(YOUR INSTRUCTIONS) Where the records below have a line with "water", that line is to be copied.

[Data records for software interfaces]
>>>

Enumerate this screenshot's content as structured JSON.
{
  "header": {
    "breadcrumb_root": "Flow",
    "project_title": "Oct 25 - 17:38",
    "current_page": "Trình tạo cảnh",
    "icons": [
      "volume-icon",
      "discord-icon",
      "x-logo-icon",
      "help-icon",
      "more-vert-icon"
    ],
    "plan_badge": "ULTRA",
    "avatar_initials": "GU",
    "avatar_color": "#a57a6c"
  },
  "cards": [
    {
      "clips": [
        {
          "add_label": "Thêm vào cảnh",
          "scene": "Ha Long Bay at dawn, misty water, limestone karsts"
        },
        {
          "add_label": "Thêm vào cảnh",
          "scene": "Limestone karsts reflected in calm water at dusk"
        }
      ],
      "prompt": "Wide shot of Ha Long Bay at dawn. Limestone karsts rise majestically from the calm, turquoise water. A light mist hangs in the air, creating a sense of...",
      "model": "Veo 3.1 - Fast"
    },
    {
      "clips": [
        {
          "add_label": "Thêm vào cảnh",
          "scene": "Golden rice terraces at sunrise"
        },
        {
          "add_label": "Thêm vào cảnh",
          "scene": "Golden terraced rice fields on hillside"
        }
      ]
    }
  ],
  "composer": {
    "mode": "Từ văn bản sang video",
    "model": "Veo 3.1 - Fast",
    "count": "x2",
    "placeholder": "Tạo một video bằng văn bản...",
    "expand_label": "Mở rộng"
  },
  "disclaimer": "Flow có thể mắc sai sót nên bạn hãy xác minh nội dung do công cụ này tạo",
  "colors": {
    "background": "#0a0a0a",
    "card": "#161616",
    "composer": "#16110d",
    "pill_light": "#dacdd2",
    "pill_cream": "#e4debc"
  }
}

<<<

(COMPLETED EXERCISE)
          "scene": "Ha Long Bay at dawn, misty water, limestone karsts"
          "scene": "Limestone karsts reflected in calm water at dusk"
      "prompt": "Wide shot of Ha Long Bay at dawn. Limestone karsts rise majestically from the calm, turquoise water. A light mist hangs in the air, creating a sense of...",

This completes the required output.